- Task to complete -
Write out all the records exactly, and keep any images out.

- Material provided -
---*---

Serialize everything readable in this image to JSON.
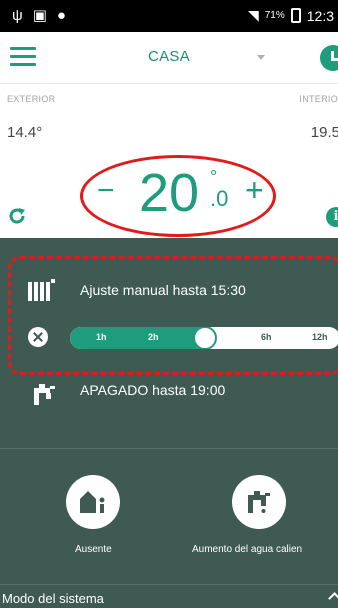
{
  "status_bar": {
    "battery_text": "71%",
    "time": "12:3"
  },
  "header": {
    "title": "CASA"
  },
  "temps": {
    "exterior_label": "EXTERIOR",
    "exterior_value": "14.4°",
    "interior_label": "INTERIO",
    "interior_value": "19.5"
  },
  "setpoint": {
    "minus": "−",
    "integer": "20",
    "degree": "°",
    "decimal": ".0",
    "plus": "+"
  },
  "manual": {
    "text": "Ajuste manual hasta 15:30"
  },
  "slider": {
    "ticks": [
      "1h",
      "2h",
      "6h",
      "12h"
    ],
    "position_fraction": 0.5
  },
  "dhw": {
    "text": "APAGADO hasta 19:00"
  },
  "actions": {
    "away_label": "Ausente",
    "boost_label": "Aumento del agua calien"
  },
  "footer": {
    "system_mode_label": "Modo del sistema"
  },
  "colors": {
    "accent": "#1e9c7c",
    "panel": "#3e5a53",
    "annotation": "#e01b1b"
  }
}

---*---

- Exercise output -
Serialize everything readable in this image to JSON.
{
  "status_bar": {
    "battery_text": "71%",
    "time": "12:3"
  },
  "header": {
    "title": "CASA"
  },
  "temps": {
    "exterior_label": "EXTERIOR",
    "exterior_value": "14.4°",
    "interior_label": "INTERIO",
    "interior_value": "19.5"
  },
  "setpoint": {
    "minus": "−",
    "integer": "20",
    "degree": "°",
    "decimal": ".0",
    "plus": "+"
  },
  "manual": {
    "text": "Ajuste manual hasta 15:30"
  },
  "slider": {
    "ticks": [
      "1h",
      "2h",
      "6h",
      "12h"
    ],
    "position_fraction": 0.5
  },
  "dhw": {
    "text": "APAGADO hasta 19:00"
  },
  "actions": {
    "away_label": "Ausente",
    "boost_label": "Aumento del agua calien"
  },
  "footer": {
    "system_mode_label": "Modo del sistema"
  },
  "colors": {
    "accent": "#1e9c7c",
    "panel": "#3e5a53",
    "annotation": "#e01b1b"
  }
}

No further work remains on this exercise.